(Extracted data entries)
--------------------------------
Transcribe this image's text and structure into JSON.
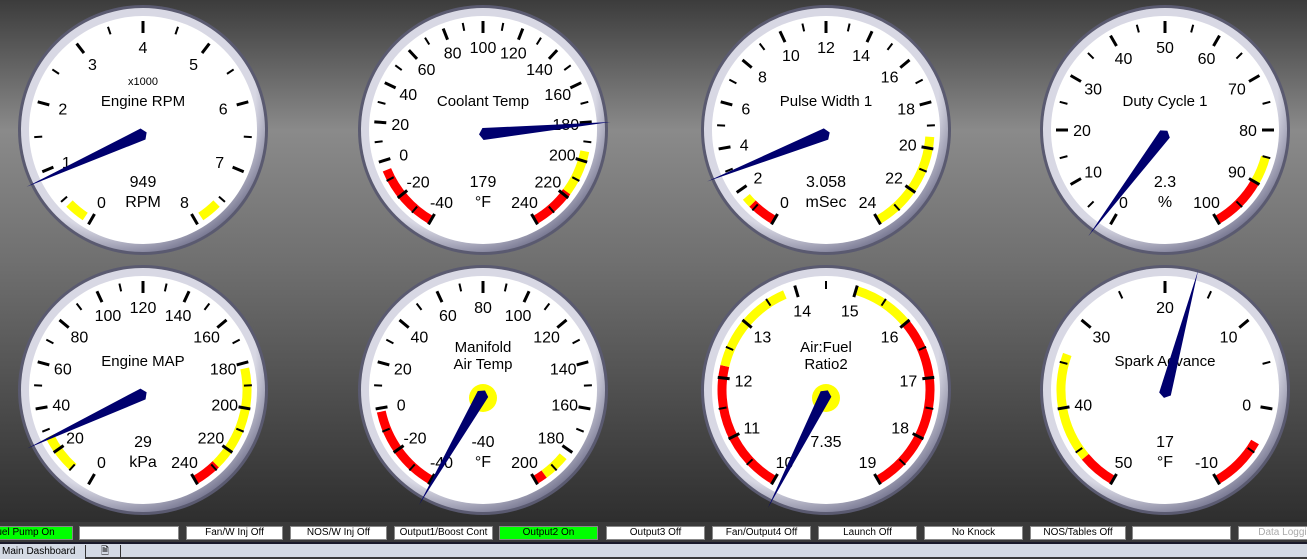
{
  "gauges": [
    {
      "title": "Engine RPM",
      "multiplier": "x1000",
      "value": "949",
      "units": "RPM",
      "needle": 0.949,
      "min": 0,
      "max": 8,
      "labels": [
        "0",
        "1",
        "2",
        "3",
        "4",
        "5",
        "6",
        "7",
        "8"
      ],
      "zones": [
        {
          "from": 0.1,
          "to": 0.4,
          "color": "#ffff00"
        },
        {
          "from": 7.6,
          "to": 7.9,
          "color": "#ffff00"
        }
      ],
      "hub": false
    },
    {
      "title": "Coolant Temp",
      "value": "179",
      "units": "°F",
      "needle": 179,
      "min": -40,
      "max": 240,
      "labels": [
        "-40",
        "-20",
        "0",
        "20",
        "40",
        "60",
        "80",
        "100",
        "120",
        "140",
        "160",
        "180",
        "200",
        "220",
        "240"
      ],
      "zones": [
        {
          "from": -40,
          "to": -5,
          "color": "#ff0000"
        },
        {
          "from": 195,
          "to": 220,
          "color": "#ffff00"
        },
        {
          "from": 218,
          "to": 240,
          "color": "#ff0000"
        }
      ],
      "hub": false
    },
    {
      "title": "Pulse Width 1",
      "value": "3.058",
      "units": "mSec",
      "needle": 3.058,
      "min": 0,
      "max": 24,
      "labels": [
        "0",
        "2",
        "4",
        "6",
        "8",
        "10",
        "12",
        "14",
        "16",
        "18",
        "20",
        "22",
        "24"
      ],
      "zones": [
        {
          "from": 0,
          "to": 1.2,
          "color": "#ff0000"
        },
        {
          "from": 1.2,
          "to": 1.6,
          "color": "#ffff00"
        },
        {
          "from": 19.5,
          "to": 24,
          "color": "#ffff00"
        },
        {
          "from": 24,
          "to": 25,
          "color": "#ff0000"
        }
      ],
      "hub": false
    },
    {
      "title": "Duty Cycle 1",
      "value": "2.3",
      "units": "%",
      "needle": 2.3,
      "min": 0,
      "max": 100,
      "labels": [
        "0",
        "10",
        "20",
        "30",
        "40",
        "50",
        "60",
        "70",
        "80",
        "90",
        "100"
      ],
      "zones": [
        {
          "from": 85,
          "to": 90,
          "color": "#ffff00"
        },
        {
          "from": 90,
          "to": 100,
          "color": "#ff0000"
        }
      ],
      "hub": false
    },
    {
      "title": "Engine MAP",
      "value": "29",
      "units": "kPa",
      "needle": 29,
      "min": 0,
      "max": 250,
      "labels": [
        "0",
        "20",
        "40",
        "60",
        "80",
        "100",
        "120",
        "140",
        "160",
        "180",
        "200",
        "220",
        "240"
      ],
      "zones": [
        {
          "from": 10,
          "to": 28,
          "color": "#ffff00"
        },
        {
          "from": 190,
          "to": 238,
          "color": "#ffff00"
        },
        {
          "from": 238,
          "to": 250,
          "color": "#ff0000"
        }
      ],
      "hub": false
    },
    {
      "title": "Manifold\nAir Temp",
      "value": "-40",
      "units": "°F",
      "needle": -40,
      "min": -40,
      "max": 210,
      "labels": [
        "-40",
        "-20",
        "0",
        "20",
        "40",
        "60",
        "80",
        "100",
        "120",
        "140",
        "160",
        "180",
        "200"
      ],
      "zones": [
        {
          "from": -40,
          "to": 0,
          "color": "#ff0000"
        },
        {
          "from": 193,
          "to": 205,
          "color": "#ffff00"
        },
        {
          "from": 205,
          "to": 210,
          "color": "#ff0000"
        }
      ],
      "hub": true
    },
    {
      "title": "Air:Fuel\nRatio2",
      "value": "7.35",
      "units": "",
      "needle": 7.35,
      "min": 10,
      "max": 19,
      "labels": [
        "10",
        "11",
        "12",
        "13",
        "14",
        "15",
        "16",
        "17",
        "18",
        "19"
      ],
      "zones": [
        {
          "from": 10,
          "to": 12.2,
          "color": "#ff0000"
        },
        {
          "from": 12.2,
          "to": 13.8,
          "color": "#ffff00"
        },
        {
          "from": 15,
          "to": 16,
          "color": "#ffff00"
        },
        {
          "from": 16,
          "to": 19,
          "color": "#ff0000"
        }
      ],
      "hub": true
    },
    {
      "title": "Spark Advance",
      "value": "17",
      "units": "°F",
      "needle": 17,
      "min": 50,
      "max": -10,
      "labels": [
        "50",
        "40",
        "30",
        "20",
        "10",
        "0",
        "-10"
      ],
      "zones": [
        {
          "from": 46,
          "to": 34,
          "color": "#ffff00"
        },
        {
          "from": 50,
          "to": 46,
          "color": "#ff0000"
        },
        {
          "from": -4,
          "to": -10,
          "color": "#ff0000"
        }
      ],
      "hub": false
    }
  ],
  "indicators": [
    {
      "label": "Fuel Pump On",
      "state": "on"
    },
    {
      "label": "",
      "state": "off"
    },
    {
      "label": "Fan/W Inj Off",
      "state": "off"
    },
    {
      "label": "NOS/W Inj Off",
      "state": "off"
    },
    {
      "label": "Output1/Boost Cont",
      "state": "off"
    },
    {
      "label": "Output2 On",
      "state": "on"
    },
    {
      "label": "Output3 Off",
      "state": "off"
    },
    {
      "label": "Fan/Output4 Off",
      "state": "off"
    },
    {
      "label": "Launch Off",
      "state": "off"
    },
    {
      "label": "No Knock",
      "state": "off"
    },
    {
      "label": "NOS/Tables Off",
      "state": "off"
    },
    {
      "label": "",
      "state": "off"
    },
    {
      "label": "Data Logging",
      "state": "dim"
    }
  ],
  "tabs": [
    {
      "label": "Main Dashboard"
    },
    {
      "label": ""
    }
  ],
  "colors": {
    "needle": "#00006e",
    "hub": "#ffff00",
    "on": "#00ff00"
  }
}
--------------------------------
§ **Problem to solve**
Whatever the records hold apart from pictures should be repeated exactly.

§ **Completed exercise**
Transcribe this image's text and structure into JSON.
{
  "gauges": [
    {
      "title": "Engine RPM",
      "multiplier": "x1000",
      "value": "949",
      "units": "RPM",
      "needle": 0.949,
      "min": 0,
      "max": 8,
      "labels": [
        "0",
        "1",
        "2",
        "3",
        "4",
        "5",
        "6",
        "7",
        "8"
      ],
      "zones": [
        {
          "from": 0.1,
          "to": 0.4,
          "color": "#ffff00"
        },
        {
          "from": 7.6,
          "to": 7.9,
          "color": "#ffff00"
        }
      ],
      "hub": false
    },
    {
      "title": "Coolant Temp",
      "value": "179",
      "units": "°F",
      "needle": 179,
      "min": -40,
      "max": 240,
      "labels": [
        "-40",
        "-20",
        "0",
        "20",
        "40",
        "60",
        "80",
        "100",
        "120",
        "140",
        "160",
        "180",
        "200",
        "220",
        "240"
      ],
      "zones": [
        {
          "from": -40,
          "to": -5,
          "color": "#ff0000"
        },
        {
          "from": 195,
          "to": 220,
          "color": "#ffff00"
        },
        {
          "from": 218,
          "to": 240,
          "color": "#ff0000"
        }
      ],
      "hub": false
    },
    {
      "title": "Pulse Width 1",
      "value": "3.058",
      "units": "mSec",
      "needle": 3.058,
      "min": 0,
      "max": 24,
      "labels": [
        "0",
        "2",
        "4",
        "6",
        "8",
        "10",
        "12",
        "14",
        "16",
        "18",
        "20",
        "22",
        "24"
      ],
      "zones": [
        {
          "from": 0,
          "to": 1.2,
          "color": "#ff0000"
        },
        {
          "from": 1.2,
          "to": 1.6,
          "color": "#ffff00"
        },
        {
          "from": 19.5,
          "to": 24,
          "color": "#ffff00"
        },
        {
          "from": 24,
          "to": 25,
          "color": "#ff0000"
        }
      ],
      "hub": false
    },
    {
      "title": "Duty Cycle 1",
      "value": "2.3",
      "units": "%",
      "needle": 2.3,
      "min": 0,
      "max": 100,
      "labels": [
        "0",
        "10",
        "20",
        "30",
        "40",
        "50",
        "60",
        "70",
        "80",
        "90",
        "100"
      ],
      "zones": [
        {
          "from": 85,
          "to": 90,
          "color": "#ffff00"
        },
        {
          "from": 90,
          "to": 100,
          "color": "#ff0000"
        }
      ],
      "hub": false
    },
    {
      "title": "Engine MAP",
      "value": "29",
      "units": "kPa",
      "needle": 29,
      "min": 0,
      "max": 250,
      "labels": [
        "0",
        "20",
        "40",
        "60",
        "80",
        "100",
        "120",
        "140",
        "160",
        "180",
        "200",
        "220",
        "240"
      ],
      "zones": [
        {
          "from": 10,
          "to": 28,
          "color": "#ffff00"
        },
        {
          "from": 190,
          "to": 238,
          "color": "#ffff00"
        },
        {
          "from": 238,
          "to": 250,
          "color": "#ff0000"
        }
      ],
      "hub": false
    },
    {
      "title": "Manifold\nAir Temp",
      "value": "-40",
      "units": "°F",
      "needle": -40,
      "min": -40,
      "max": 210,
      "labels": [
        "-40",
        "-20",
        "0",
        "20",
        "40",
        "60",
        "80",
        "100",
        "120",
        "140",
        "160",
        "180",
        "200"
      ],
      "zones": [
        {
          "from": -40,
          "to": 0,
          "color": "#ff0000"
        },
        {
          "from": 193,
          "to": 205,
          "color": "#ffff00"
        },
        {
          "from": 205,
          "to": 210,
          "color": "#ff0000"
        }
      ],
      "hub": true
    },
    {
      "title": "Air:Fuel\nRatio2",
      "value": "7.35",
      "units": "",
      "needle": 7.35,
      "min": 10,
      "max": 19,
      "labels": [
        "10",
        "11",
        "12",
        "13",
        "14",
        "15",
        "16",
        "17",
        "18",
        "19"
      ],
      "zones": [
        {
          "from": 10,
          "to": 12.2,
          "color": "#ff0000"
        },
        {
          "from": 12.2,
          "to": 13.8,
          "color": "#ffff00"
        },
        {
          "from": 15,
          "to": 16,
          "color": "#ffff00"
        },
        {
          "from": 16,
          "to": 19,
          "color": "#ff0000"
        }
      ],
      "hub": true
    },
    {
      "title": "Spark Advance",
      "value": "17",
      "units": "°F",
      "needle": 17,
      "min": 50,
      "max": -10,
      "labels": [
        "50",
        "40",
        "30",
        "20",
        "10",
        "0",
        "-10"
      ],
      "zones": [
        {
          "from": 46,
          "to": 34,
          "color": "#ffff00"
        },
        {
          "from": 50,
          "to": 46,
          "color": "#ff0000"
        },
        {
          "from": -4,
          "to": -10,
          "color": "#ff0000"
        }
      ],
      "hub": false
    }
  ],
  "indicators": [
    {
      "label": "Fuel Pump On",
      "state": "on"
    },
    {
      "label": "",
      "state": "off"
    },
    {
      "label": "Fan/W Inj Off",
      "state": "off"
    },
    {
      "label": "NOS/W Inj Off",
      "state": "off"
    },
    {
      "label": "Output1/Boost Cont",
      "state": "off"
    },
    {
      "label": "Output2 On",
      "state": "on"
    },
    {
      "label": "Output3 Off",
      "state": "off"
    },
    {
      "label": "Fan/Output4 Off",
      "state": "off"
    },
    {
      "label": "Launch Off",
      "state": "off"
    },
    {
      "label": "No Knock",
      "state": "off"
    },
    {
      "label": "NOS/Tables Off",
      "state": "off"
    },
    {
      "label": "",
      "state": "off"
    },
    {
      "label": "Data Logging",
      "state": "dim"
    }
  ],
  "tabs": [
    {
      "label": "Main Dashboard"
    },
    {
      "label": ""
    }
  ],
  "colors": {
    "needle": "#00006e",
    "hub": "#ffff00",
    "on": "#00ff00"
  }
}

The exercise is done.